1. Deliver Individualized Patient Care
If you walk down the hall of any nursing unit, you will likely hear nurses refer to the “CHF patient in Room 12” rather than simply calling the patient by their name. This practice takes the human touch out of patient caring opportunities.
Individualizing patient care allows you to provide care tailored to the needs of the patient while meeting them where they are on the journey to better health.
Connecting with your patients through their name and life story allows you to better understand their self-care goals, their barriers to reaching these goals, and their support systems.
2. Empower Towards Self-Care
Many nurses view their job as providing total care. In high acuity nursing units, this may be true. However, on average, empowering patients towards self-care is the goal for nursing units across the country.
Nurses achieve this through the use of open-ended questions, motivational interviewing, and individualized care-planning to create goals specific to the patient.
Once patients are discharged from the unit, you will no longer be there to remind them about their food choices, daily weights, or insulin doses.

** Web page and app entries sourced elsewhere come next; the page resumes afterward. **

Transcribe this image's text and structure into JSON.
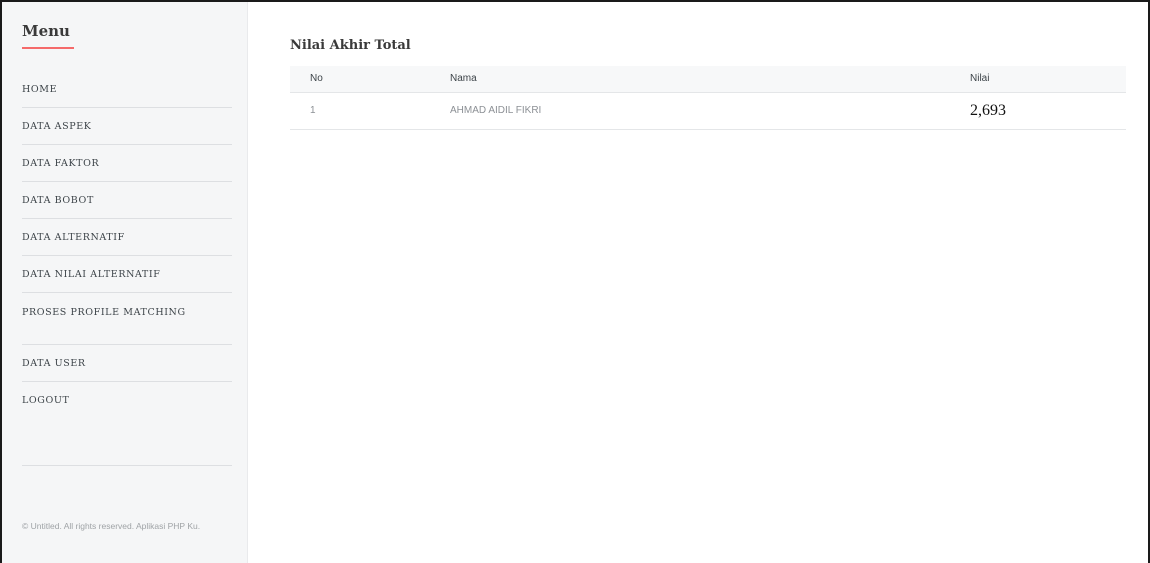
{
  "sidebar": {
    "title": "Menu",
    "items": [
      {
        "label": "HOME"
      },
      {
        "label": "DATA ASPEK"
      },
      {
        "label": "DATA FAKTOR"
      },
      {
        "label": "DATA BOBOT"
      },
      {
        "label": "DATA ALTERNATIF"
      },
      {
        "label": "DATA NILAI ALTERNATIF"
      },
      {
        "label": "PROSES PROFILE MATCHING"
      },
      {
        "label": "DATA USER"
      },
      {
        "label": "LOGOUT"
      }
    ],
    "footer": "© Untitled. All rights reserved. Aplikasi PHP Ku."
  },
  "main": {
    "title": "Nilai Akhir Total",
    "table": {
      "headers": [
        "No",
        "Nama",
        "Nilai"
      ],
      "rows": [
        [
          "1",
          "AHMAD AIDIL FIKRI",
          "2,693"
        ]
      ]
    }
  },
  "colors": {
    "accent": "#f56a6a",
    "sidebar_bg": "#f5f6f7"
  }
}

Nurses must empower patients to be active participants in their self-care choices.
3. Show Compassion
Compassion is an essential characteristic of nurses on a career path to success. It is commonly defined as a deep awareness of the suffering of another, coupled with the desire to relieve it. Nurses should offer compassionate care.
However, one study contends that this definition does not show the full breadth of the compassion nurses need. Nurses are not strangers to witnessing suffering, but compassionate care is not only about relieving suffering.

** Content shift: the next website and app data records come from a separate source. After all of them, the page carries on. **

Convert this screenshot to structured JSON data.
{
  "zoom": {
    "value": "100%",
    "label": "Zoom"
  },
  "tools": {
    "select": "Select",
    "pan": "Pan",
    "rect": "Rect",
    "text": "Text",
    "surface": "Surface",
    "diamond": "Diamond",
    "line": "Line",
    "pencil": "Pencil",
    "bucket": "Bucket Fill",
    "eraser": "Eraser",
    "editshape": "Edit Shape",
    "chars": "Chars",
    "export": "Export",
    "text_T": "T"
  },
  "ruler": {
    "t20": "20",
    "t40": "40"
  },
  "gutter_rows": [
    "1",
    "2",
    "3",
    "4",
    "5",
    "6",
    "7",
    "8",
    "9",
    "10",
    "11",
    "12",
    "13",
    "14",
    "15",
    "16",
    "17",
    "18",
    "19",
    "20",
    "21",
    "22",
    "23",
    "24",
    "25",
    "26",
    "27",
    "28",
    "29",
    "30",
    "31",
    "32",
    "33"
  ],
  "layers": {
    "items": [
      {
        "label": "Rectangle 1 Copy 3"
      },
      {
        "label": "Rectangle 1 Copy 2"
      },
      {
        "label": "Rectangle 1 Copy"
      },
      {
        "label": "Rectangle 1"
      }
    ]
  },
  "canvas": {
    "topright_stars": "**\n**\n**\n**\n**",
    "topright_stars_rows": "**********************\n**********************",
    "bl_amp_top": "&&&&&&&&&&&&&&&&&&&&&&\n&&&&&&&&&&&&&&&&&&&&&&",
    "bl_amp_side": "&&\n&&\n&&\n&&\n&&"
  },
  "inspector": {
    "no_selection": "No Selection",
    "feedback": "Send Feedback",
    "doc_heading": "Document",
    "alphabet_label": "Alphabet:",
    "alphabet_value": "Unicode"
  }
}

It is about entering into a patient’s experience and enabling them to retain their independence and dignity while receiving patient care.

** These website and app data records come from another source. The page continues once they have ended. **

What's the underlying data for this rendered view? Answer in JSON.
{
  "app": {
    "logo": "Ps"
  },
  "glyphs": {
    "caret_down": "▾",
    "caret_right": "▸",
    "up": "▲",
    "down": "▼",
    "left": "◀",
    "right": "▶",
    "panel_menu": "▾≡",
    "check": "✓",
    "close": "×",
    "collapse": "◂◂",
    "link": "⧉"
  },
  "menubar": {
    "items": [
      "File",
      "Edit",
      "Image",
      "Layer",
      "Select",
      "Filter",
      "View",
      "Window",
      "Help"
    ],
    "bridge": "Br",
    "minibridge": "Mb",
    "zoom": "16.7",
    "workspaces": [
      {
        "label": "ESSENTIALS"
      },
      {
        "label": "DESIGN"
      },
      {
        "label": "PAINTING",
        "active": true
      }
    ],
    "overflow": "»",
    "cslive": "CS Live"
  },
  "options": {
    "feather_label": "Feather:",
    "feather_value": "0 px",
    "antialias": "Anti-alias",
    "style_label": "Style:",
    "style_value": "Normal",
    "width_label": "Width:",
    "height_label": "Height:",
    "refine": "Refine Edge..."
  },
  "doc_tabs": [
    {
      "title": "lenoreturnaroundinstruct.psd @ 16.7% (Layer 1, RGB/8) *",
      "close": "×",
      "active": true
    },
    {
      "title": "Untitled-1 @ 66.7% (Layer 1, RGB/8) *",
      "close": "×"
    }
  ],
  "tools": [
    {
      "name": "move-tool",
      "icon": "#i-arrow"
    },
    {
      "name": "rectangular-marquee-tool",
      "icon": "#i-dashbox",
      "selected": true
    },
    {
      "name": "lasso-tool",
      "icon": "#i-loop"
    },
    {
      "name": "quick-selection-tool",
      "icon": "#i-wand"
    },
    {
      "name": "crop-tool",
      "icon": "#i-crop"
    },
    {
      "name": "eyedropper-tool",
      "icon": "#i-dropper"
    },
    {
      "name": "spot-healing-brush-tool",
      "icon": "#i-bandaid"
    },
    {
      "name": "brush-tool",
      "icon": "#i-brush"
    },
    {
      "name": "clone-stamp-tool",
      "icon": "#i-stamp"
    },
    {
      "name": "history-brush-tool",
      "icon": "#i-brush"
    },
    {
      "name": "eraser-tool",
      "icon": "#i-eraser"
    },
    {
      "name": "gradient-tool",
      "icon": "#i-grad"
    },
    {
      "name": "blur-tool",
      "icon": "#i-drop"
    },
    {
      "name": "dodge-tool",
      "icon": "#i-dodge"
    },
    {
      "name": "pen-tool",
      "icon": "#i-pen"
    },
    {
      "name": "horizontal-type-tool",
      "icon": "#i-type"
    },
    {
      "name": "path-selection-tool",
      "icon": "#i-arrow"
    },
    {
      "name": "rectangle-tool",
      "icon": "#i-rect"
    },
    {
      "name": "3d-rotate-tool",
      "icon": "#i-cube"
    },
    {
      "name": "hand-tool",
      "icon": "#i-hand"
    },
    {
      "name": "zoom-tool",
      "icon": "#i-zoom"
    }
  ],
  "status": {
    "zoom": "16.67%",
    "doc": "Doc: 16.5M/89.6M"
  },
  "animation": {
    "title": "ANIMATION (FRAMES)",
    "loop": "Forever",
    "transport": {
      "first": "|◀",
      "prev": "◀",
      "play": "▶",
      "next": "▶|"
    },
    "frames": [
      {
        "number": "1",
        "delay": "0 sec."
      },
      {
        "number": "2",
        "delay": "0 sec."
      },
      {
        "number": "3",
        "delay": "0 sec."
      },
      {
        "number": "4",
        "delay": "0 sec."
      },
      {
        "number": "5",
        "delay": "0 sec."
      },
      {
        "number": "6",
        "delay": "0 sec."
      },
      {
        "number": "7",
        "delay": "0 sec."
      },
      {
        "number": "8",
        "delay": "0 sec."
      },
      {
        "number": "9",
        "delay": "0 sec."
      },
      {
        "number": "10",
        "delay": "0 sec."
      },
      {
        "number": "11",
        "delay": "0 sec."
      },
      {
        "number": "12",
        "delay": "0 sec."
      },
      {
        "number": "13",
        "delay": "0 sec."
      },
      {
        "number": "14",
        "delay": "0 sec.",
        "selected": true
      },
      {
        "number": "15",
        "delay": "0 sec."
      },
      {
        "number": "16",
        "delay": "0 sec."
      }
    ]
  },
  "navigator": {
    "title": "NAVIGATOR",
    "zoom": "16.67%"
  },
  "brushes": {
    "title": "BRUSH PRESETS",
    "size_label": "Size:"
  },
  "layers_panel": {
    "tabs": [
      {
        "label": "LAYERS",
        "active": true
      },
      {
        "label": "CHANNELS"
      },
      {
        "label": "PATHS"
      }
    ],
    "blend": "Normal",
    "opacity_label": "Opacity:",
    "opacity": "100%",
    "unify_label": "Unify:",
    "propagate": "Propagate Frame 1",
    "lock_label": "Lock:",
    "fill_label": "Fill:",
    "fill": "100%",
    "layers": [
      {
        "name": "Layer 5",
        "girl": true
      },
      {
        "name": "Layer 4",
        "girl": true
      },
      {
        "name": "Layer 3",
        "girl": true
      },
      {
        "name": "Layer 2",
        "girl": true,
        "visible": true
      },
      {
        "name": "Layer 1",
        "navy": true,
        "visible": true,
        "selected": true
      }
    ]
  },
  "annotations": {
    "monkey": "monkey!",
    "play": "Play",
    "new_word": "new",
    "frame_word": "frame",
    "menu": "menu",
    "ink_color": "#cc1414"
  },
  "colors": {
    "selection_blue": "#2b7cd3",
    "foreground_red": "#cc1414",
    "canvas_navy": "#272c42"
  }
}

4. Advance Your Education
Whether you decide to obtain an advanced nursing degree or take continuing education courses, being a life-long learner will help you improve patient care.
Nurses must remain abreast of the latest research to deliver care that allows evidence-based practices to become common practices. Advancing your education may also provide opportunities in some of the highest paying nurse career options.
5. Offer Empathy
Dr. Brené Brown, a University of Houston researcher and the author of Daring Greatly, amongst other titles, explains the difference between empathy and sympathy.
She says that when we show sympathy, we are attempting to fix the feelings of others. Even as nurses, this is not our job. But, when we work from a place of empathy, we offer a listening, caring ear, which is part of the patient care role of the nurse.
When your patients feel heard, cared about, and understood, they will trust you as their nurse and buy into the care plan you collaboratively create with them. Offering empathy is a great way to improve your patient caring standards.
Nursing can be a difficult job. Patient care can wear on you and your emotions. You must be equipped with ways to offer compassion, empathy, and empowerment to survive even the best days of patient care.